Records provided

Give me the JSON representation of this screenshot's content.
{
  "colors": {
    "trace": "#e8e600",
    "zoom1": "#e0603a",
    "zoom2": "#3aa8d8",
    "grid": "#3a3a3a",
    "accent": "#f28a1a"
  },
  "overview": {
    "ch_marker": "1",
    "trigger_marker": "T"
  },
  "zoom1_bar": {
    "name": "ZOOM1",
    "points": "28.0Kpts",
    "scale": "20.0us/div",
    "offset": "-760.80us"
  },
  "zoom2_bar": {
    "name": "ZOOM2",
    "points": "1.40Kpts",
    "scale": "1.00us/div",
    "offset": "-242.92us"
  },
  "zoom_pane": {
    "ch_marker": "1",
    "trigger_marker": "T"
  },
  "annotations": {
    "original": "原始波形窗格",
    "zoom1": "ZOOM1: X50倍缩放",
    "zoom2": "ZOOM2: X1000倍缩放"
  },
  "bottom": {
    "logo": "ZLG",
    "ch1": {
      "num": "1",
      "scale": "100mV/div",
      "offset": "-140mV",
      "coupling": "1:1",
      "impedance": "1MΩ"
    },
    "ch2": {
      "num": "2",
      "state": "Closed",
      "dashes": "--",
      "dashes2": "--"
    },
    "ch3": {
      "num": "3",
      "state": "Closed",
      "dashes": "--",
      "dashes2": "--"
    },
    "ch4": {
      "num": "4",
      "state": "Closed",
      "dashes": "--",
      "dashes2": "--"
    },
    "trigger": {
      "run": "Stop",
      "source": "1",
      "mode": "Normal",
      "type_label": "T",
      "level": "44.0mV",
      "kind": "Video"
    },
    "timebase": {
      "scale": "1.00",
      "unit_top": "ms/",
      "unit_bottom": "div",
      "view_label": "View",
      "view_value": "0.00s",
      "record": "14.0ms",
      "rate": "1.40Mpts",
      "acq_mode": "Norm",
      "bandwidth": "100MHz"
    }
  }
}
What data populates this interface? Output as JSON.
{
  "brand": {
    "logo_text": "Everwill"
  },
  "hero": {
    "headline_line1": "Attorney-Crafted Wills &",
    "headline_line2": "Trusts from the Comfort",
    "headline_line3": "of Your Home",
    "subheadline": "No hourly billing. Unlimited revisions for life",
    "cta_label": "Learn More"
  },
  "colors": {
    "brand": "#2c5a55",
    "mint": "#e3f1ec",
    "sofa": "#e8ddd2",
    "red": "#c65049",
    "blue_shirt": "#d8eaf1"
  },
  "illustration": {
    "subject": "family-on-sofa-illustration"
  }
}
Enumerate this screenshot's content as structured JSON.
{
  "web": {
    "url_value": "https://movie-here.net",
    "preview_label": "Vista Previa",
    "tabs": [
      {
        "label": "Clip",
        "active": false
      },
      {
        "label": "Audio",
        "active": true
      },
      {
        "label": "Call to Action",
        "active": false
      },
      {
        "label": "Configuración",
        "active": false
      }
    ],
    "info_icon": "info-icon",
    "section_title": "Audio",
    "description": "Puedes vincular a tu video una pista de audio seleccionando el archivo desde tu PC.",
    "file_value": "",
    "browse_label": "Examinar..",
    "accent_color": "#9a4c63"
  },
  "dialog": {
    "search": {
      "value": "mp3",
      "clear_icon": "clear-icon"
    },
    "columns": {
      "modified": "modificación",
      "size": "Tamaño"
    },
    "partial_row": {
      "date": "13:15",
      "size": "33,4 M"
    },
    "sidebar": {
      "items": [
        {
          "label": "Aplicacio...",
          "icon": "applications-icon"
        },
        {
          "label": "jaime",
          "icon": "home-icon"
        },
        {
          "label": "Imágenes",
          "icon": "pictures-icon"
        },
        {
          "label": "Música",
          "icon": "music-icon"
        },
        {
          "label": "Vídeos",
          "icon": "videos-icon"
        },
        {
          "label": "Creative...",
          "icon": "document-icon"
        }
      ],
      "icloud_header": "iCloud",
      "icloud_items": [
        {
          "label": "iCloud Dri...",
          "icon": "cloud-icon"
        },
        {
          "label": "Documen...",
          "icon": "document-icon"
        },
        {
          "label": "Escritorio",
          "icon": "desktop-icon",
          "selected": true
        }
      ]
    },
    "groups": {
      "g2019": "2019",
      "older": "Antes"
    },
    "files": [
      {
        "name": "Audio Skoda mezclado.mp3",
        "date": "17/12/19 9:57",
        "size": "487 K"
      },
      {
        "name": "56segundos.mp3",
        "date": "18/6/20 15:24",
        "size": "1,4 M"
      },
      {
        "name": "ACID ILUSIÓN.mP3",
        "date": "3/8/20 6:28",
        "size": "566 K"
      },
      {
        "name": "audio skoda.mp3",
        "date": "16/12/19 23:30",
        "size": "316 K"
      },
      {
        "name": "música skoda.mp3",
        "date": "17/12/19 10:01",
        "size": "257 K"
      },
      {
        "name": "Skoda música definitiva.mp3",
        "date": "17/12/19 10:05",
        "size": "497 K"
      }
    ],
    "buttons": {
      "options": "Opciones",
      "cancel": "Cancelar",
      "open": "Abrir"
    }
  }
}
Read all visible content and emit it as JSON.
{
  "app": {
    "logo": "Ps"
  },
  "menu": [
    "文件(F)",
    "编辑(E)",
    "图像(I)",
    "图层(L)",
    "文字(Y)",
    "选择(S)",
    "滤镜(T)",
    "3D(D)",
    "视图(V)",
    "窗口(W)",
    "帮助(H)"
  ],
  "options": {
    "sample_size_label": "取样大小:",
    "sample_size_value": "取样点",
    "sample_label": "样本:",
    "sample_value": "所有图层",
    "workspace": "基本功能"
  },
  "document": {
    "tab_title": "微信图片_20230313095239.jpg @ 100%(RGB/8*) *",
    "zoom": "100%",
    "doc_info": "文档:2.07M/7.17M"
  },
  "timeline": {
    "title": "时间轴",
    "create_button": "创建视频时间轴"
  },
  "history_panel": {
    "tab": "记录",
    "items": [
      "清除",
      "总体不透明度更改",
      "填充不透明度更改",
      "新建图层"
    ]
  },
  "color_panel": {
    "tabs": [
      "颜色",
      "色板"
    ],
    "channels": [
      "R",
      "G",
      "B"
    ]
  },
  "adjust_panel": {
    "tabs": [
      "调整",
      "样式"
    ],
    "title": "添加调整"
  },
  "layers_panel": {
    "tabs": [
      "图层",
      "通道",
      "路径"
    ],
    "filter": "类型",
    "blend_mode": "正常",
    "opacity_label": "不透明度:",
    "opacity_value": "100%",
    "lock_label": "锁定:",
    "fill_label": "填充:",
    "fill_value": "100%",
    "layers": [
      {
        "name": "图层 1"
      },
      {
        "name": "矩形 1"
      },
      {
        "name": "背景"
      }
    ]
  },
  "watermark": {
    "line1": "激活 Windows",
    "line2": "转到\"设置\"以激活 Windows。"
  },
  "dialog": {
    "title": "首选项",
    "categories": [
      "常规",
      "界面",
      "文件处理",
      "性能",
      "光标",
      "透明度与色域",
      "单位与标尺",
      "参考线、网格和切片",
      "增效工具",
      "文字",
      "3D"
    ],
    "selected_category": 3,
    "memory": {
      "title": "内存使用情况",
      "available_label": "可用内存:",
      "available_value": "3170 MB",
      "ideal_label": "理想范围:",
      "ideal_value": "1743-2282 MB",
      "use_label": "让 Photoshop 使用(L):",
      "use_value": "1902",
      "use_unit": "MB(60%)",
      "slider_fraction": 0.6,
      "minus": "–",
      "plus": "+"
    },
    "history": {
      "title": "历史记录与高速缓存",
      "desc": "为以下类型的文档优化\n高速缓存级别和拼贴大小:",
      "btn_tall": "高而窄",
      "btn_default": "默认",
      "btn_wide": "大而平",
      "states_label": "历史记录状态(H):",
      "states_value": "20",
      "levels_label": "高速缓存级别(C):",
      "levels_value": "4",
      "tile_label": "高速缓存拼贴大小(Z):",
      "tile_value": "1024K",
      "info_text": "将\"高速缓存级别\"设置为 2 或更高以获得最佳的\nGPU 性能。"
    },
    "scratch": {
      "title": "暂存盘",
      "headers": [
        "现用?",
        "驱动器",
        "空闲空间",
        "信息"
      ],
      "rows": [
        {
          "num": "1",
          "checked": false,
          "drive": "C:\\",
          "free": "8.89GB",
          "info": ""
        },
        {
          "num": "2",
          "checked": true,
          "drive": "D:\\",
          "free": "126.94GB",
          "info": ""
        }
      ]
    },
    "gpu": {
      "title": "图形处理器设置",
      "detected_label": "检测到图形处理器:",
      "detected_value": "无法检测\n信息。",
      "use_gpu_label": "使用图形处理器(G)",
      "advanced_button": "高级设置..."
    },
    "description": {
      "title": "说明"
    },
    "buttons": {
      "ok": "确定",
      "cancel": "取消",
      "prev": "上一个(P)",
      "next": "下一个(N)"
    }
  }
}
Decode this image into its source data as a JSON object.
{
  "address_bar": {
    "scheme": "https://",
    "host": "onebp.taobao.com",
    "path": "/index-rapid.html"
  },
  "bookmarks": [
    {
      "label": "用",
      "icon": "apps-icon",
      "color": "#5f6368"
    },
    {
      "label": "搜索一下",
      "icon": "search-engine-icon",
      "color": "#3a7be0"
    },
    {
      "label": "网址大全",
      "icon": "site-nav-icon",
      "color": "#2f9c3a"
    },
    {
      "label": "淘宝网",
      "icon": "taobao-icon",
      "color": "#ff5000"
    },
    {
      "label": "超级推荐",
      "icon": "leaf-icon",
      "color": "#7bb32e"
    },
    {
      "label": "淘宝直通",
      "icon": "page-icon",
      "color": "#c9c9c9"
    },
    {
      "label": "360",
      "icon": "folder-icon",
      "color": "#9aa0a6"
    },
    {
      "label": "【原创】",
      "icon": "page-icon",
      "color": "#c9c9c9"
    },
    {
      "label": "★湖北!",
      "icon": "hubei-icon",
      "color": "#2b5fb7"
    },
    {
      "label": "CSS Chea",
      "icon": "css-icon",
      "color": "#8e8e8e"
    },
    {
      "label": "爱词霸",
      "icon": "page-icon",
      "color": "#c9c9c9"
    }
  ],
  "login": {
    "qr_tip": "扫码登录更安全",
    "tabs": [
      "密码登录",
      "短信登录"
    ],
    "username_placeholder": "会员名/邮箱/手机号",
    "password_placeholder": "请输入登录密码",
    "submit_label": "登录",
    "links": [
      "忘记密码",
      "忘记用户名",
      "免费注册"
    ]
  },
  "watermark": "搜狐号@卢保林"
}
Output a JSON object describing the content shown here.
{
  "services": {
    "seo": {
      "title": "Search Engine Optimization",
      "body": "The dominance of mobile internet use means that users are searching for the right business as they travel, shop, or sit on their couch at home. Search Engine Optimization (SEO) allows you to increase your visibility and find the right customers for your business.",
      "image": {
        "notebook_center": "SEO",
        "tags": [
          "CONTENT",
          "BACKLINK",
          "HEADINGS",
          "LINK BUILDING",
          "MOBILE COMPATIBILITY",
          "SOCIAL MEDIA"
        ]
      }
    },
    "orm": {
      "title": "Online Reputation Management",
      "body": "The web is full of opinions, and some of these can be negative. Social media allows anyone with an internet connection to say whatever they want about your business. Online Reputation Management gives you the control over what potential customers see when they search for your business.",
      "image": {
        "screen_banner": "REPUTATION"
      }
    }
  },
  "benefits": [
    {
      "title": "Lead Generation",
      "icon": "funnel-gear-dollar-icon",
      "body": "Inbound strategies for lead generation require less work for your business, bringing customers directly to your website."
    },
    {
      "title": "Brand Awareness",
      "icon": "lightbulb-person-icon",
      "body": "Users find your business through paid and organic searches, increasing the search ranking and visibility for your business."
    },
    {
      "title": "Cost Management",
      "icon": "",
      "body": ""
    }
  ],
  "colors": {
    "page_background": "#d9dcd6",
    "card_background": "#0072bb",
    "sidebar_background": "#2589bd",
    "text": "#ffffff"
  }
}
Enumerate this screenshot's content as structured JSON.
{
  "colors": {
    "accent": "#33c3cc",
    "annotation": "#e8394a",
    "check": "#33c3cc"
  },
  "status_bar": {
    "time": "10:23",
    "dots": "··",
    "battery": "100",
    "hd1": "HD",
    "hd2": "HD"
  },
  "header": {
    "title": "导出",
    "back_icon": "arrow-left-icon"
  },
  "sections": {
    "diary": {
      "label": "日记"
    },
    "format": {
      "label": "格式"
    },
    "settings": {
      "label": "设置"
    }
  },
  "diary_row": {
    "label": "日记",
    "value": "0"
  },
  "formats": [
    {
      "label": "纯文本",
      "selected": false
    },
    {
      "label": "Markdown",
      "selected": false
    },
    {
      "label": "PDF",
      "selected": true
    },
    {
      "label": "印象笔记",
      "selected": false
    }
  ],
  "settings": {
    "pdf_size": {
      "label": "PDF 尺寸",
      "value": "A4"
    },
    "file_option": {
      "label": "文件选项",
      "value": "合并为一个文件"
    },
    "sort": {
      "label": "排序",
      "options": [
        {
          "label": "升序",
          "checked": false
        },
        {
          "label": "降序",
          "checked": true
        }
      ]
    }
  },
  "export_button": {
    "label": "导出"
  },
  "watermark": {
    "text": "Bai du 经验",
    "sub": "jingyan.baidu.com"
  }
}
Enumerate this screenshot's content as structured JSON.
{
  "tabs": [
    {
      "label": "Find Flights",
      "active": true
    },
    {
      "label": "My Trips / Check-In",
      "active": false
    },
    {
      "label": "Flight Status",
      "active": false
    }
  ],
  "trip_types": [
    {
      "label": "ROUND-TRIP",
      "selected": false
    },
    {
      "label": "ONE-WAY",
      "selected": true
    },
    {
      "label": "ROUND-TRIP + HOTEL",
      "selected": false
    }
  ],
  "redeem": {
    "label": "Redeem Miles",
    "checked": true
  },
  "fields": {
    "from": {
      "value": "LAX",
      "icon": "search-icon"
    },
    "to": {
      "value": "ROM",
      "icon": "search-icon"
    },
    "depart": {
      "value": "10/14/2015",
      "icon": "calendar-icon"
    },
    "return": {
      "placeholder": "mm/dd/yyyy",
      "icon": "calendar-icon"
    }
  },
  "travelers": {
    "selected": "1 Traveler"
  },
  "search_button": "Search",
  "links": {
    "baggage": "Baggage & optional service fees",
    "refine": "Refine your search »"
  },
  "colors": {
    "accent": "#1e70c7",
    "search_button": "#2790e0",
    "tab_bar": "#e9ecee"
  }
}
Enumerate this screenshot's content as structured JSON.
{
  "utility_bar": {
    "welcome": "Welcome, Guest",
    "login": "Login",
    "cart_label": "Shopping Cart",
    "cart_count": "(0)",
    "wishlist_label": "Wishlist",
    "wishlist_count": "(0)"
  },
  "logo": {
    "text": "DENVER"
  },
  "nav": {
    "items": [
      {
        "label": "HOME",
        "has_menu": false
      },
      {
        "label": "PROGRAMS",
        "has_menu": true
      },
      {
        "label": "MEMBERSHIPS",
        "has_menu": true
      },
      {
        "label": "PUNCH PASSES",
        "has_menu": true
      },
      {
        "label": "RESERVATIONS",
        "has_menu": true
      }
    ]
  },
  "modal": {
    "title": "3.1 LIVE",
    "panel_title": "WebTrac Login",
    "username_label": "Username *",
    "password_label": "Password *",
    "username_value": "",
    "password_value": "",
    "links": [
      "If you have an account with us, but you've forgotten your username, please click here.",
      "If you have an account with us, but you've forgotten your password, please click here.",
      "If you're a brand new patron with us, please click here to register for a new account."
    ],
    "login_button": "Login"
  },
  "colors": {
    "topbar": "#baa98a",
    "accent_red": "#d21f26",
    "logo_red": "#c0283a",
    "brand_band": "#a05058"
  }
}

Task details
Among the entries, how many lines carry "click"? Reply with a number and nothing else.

Response below
3